RECORDS SUPPLIED =>
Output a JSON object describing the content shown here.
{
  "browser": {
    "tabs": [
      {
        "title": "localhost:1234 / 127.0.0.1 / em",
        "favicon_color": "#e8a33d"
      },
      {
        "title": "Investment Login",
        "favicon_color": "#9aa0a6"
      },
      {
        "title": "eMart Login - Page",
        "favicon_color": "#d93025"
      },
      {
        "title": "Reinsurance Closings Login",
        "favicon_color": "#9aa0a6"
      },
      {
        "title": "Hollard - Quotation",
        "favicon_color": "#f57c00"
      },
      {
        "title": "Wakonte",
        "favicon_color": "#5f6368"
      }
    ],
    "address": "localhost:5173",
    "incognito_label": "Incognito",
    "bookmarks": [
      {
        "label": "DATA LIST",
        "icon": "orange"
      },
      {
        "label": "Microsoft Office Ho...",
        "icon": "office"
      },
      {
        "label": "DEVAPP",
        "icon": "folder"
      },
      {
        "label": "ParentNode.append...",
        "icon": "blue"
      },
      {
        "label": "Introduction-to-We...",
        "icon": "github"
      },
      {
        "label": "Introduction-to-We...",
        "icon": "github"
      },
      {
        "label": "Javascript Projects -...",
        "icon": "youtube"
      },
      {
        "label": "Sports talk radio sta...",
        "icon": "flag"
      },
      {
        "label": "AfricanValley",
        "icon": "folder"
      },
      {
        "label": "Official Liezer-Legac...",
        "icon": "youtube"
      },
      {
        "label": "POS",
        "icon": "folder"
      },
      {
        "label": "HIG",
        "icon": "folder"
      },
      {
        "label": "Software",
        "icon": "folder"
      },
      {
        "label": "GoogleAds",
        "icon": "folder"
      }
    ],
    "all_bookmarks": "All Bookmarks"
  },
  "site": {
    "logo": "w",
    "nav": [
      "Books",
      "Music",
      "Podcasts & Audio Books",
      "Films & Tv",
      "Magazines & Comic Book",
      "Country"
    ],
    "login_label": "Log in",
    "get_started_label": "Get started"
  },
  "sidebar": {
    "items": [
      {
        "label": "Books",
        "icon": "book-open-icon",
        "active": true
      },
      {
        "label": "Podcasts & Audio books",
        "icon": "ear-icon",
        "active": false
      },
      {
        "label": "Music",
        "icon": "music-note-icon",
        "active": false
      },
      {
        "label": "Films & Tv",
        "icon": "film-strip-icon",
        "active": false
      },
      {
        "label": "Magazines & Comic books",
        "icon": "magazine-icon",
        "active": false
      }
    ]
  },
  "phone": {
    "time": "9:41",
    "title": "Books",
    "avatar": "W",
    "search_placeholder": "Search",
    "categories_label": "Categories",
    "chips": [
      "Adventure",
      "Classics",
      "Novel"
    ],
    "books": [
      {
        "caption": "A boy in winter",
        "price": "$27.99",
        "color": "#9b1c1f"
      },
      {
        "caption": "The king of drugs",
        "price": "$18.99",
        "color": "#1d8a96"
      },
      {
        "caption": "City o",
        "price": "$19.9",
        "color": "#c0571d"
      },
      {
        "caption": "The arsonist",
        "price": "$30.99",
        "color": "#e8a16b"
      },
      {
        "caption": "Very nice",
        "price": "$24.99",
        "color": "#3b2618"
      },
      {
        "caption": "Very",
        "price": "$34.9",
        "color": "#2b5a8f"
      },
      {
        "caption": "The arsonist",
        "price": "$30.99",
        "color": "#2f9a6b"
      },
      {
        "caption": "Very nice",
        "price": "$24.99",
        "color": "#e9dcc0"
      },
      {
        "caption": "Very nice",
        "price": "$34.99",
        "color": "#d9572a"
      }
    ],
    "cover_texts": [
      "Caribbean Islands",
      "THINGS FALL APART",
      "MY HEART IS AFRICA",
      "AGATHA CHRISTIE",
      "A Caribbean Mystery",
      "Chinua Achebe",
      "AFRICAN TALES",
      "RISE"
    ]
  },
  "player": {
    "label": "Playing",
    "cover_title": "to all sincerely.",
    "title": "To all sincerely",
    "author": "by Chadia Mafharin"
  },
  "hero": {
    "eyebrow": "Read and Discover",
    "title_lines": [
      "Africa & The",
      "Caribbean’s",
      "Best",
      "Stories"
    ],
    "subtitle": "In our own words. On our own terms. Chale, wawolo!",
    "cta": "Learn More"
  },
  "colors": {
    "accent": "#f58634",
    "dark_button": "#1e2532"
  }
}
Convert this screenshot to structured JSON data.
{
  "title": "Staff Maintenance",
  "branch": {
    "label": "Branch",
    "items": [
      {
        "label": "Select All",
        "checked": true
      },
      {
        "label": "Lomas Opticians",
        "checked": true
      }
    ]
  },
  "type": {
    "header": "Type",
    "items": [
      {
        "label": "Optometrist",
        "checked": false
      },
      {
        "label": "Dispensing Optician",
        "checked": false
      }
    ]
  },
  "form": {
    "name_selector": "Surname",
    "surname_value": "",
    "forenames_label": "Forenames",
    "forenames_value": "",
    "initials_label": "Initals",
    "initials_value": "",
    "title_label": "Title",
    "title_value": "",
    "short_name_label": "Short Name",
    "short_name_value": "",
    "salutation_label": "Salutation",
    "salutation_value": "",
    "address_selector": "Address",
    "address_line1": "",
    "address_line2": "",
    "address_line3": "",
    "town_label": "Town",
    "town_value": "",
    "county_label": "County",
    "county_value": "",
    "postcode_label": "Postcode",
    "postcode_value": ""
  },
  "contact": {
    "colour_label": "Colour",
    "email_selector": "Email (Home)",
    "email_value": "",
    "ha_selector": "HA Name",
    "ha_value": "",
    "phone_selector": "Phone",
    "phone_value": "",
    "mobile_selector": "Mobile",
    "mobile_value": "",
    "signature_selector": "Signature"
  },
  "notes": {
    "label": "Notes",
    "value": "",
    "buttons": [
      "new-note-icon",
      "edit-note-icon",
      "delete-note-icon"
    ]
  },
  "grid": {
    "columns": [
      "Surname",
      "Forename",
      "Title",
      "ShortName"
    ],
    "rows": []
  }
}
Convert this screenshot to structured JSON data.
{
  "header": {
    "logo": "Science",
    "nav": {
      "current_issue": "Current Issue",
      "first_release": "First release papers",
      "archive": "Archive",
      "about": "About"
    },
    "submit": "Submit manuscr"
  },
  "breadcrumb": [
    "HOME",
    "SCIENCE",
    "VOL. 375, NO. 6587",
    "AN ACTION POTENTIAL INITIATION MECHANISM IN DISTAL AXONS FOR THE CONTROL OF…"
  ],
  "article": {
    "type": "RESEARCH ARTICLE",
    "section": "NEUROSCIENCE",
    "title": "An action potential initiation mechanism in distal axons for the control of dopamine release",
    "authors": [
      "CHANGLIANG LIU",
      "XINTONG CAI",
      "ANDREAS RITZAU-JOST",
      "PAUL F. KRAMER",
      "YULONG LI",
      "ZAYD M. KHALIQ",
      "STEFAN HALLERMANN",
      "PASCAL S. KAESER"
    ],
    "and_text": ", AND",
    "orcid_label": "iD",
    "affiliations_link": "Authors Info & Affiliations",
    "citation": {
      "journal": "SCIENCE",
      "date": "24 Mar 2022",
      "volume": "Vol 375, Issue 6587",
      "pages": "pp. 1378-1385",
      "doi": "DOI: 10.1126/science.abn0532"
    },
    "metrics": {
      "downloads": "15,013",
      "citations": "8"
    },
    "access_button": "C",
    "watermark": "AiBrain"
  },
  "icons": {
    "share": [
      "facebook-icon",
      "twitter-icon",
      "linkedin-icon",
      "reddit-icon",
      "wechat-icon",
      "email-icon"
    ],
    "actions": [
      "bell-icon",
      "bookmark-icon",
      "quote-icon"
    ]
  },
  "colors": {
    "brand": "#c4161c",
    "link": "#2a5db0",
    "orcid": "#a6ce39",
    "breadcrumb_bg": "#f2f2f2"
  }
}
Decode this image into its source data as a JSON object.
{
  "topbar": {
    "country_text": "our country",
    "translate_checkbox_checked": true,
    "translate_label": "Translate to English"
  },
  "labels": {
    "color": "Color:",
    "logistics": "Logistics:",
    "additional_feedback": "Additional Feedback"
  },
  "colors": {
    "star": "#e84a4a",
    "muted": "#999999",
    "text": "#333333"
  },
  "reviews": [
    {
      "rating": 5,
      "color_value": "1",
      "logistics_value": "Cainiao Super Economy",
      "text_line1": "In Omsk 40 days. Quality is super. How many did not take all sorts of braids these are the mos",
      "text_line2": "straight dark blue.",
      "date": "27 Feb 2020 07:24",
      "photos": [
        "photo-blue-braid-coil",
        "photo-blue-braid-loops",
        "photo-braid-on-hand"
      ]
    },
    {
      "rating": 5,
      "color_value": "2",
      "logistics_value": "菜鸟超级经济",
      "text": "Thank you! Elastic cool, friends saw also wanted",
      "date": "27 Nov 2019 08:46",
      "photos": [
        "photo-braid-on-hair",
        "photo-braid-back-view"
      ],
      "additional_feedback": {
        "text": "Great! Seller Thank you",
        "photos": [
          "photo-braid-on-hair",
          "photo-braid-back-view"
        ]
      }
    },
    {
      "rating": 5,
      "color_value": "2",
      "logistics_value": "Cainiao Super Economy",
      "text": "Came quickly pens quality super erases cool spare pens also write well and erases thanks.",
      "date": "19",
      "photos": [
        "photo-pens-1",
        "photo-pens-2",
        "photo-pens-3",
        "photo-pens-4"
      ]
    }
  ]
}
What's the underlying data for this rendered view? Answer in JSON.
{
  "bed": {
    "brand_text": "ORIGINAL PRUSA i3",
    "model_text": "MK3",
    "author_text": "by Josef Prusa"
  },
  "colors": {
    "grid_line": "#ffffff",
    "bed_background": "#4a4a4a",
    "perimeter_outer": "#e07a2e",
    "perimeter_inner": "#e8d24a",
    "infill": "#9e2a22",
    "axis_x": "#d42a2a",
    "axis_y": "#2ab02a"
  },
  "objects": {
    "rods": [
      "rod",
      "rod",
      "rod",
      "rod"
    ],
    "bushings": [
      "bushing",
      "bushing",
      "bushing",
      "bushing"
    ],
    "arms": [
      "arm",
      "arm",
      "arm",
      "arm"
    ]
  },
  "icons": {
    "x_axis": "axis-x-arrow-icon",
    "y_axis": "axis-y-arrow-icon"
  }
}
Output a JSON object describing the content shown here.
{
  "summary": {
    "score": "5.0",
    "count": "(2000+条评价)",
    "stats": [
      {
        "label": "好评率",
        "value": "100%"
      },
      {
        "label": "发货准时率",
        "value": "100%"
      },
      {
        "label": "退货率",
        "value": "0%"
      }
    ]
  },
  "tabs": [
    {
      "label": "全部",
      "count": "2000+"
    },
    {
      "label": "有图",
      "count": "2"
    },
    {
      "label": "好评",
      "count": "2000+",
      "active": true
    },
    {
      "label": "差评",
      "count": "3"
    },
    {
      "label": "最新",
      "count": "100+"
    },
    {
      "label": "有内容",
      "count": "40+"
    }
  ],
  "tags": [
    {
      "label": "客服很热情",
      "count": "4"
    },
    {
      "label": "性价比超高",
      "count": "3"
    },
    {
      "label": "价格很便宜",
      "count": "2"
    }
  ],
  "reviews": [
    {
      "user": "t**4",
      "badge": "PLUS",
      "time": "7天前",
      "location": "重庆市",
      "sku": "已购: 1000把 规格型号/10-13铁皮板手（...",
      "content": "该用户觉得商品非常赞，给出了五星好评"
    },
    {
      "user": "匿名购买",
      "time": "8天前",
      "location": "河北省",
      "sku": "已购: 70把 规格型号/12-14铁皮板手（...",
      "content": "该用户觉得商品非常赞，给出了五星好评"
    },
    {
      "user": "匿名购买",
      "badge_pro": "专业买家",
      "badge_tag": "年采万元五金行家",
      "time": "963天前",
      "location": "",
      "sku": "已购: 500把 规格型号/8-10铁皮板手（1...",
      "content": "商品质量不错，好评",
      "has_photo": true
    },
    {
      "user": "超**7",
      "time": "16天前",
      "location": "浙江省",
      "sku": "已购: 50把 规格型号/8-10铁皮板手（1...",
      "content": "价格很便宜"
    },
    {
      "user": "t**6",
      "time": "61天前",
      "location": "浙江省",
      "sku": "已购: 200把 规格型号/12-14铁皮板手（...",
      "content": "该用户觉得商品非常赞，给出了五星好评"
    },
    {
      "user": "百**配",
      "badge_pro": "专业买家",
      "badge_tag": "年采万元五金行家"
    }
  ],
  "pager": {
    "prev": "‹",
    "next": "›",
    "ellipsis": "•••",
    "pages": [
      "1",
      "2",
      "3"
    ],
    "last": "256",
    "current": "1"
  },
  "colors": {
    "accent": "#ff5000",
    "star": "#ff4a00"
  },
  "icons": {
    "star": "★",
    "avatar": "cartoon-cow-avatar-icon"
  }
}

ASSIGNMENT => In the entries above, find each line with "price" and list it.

REPLY =>
        "price": "$27.99",
        "price": "$18.99",
        "price": "$19.9",
        "price": "$30.99",
        "price": "$24.99",
        "price": "$34.9",
        "price": "$30.99",
        "price": "$24.99",
        "price": "$34.99",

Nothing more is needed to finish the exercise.